JUNEAU (AP) -- Brad Phillips says he was ambushed by the Republican Party.
Phillips owns Phillips Cruises, a tour boat company that operates in Prince William Sound, and was the subject of a complaint filed by the GOP with the Alaska Public Offices Commission.
The complaint alleges Phillips gave Democrat Fran Ulmer a substantial discount to hold a fund-raiser aboard his tour boat in May.
According to the complaint filed Wednesday, Phillips charged $1,232 for a $15,000 cruise. The three-hour cruise was held May 11 as part of a fund-raiser for Ulmer's gubernatorial campaign.
Phillips said his office received a call from someone at the Republican Party of Alaska who asked what the company charged for a normal cruise but did not divulge the reason for the call.
Normal cruises involve a 135-mile trip, which differed from the 12-mile, three-hour tour that the fund-raiser involved, Phillips said. The two are not comparable, he said.
''I think that was a sleazy thing they did,'' Phillips said. ''I've spent most of my life helping Republicans.''
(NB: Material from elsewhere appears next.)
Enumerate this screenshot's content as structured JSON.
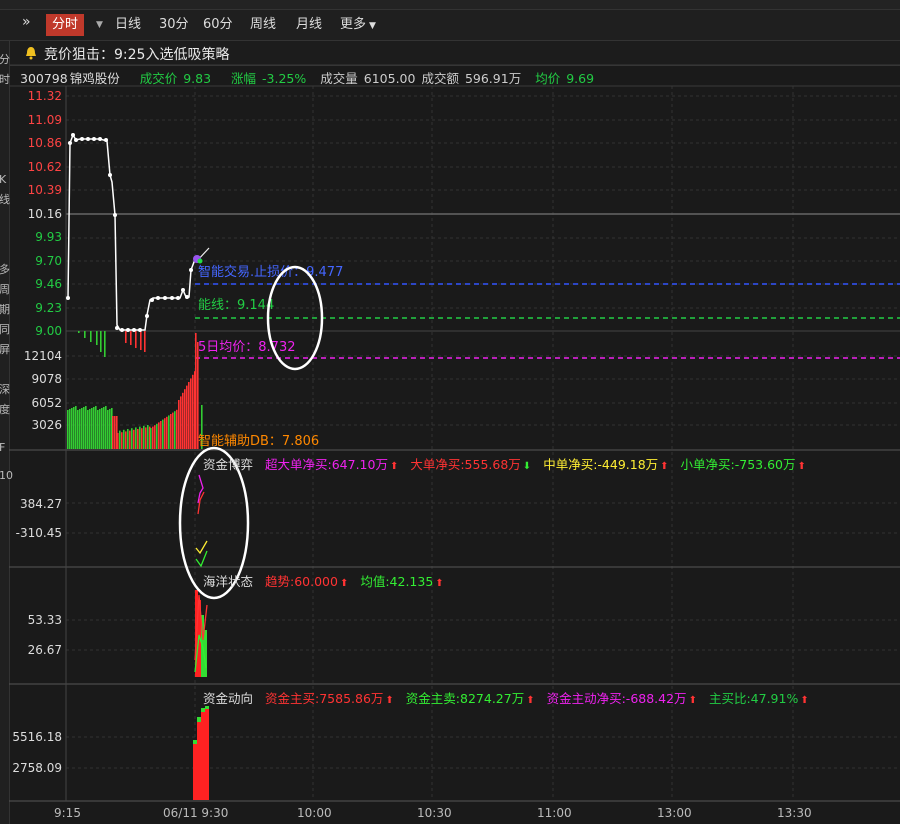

Phillips served as a Republican state senator from 1961-1970 and served as Senate president before retiring.
He said the tour boat was used after the business was closed and that staff volunteered their time to work during the fund-raiser. The total cost of the boat's operation for that May 11 fund-raiser was paid for by the Ulmer campaign, he said.
This is the same offer that he made to other candidates including Republican gubernatorial candidate Frank Murkowski, U.S. Sen. Ted Stevens and Gail Phillips, who unsuccessfully sought the GOP nomination for lieutenant governor, he said.
None of the others accepted the offer.
Phillips said despite being a Republican, he supports candidates regardless of their party affiliation. He said he supports Ulmer but offered the cruise to Murkowski as well because he's known the U.S. senator for several years.
The state Republican Party alleged that the tour should be considered a campaign contribution.
Republican Party Chairman Randy Ruedrich said the value of the tour also exceeds the $500 limit set on individual campaign contributions to candidates.
State campaign finance laws require a business that offers a discount to a candidate to also extend that discount to challengers. Otherwise, it is considered a campaign contribution.
Ruedrich argued that the tour boat should have been offered to other GOP gubernatorial candidates such as Wayne Anthony Ross and those running in other parties.
Phillips said he was offended by the APOC charge and said ''if I have to go to court, I will.''
''I did not want him to feel offended,'' Ruedrich said. ''I was just trying to ensure the Democrat Party and its candidates comply with the campaign finance laws of the state.''
Peninsula Clarion ©2013. All Rights Reserved.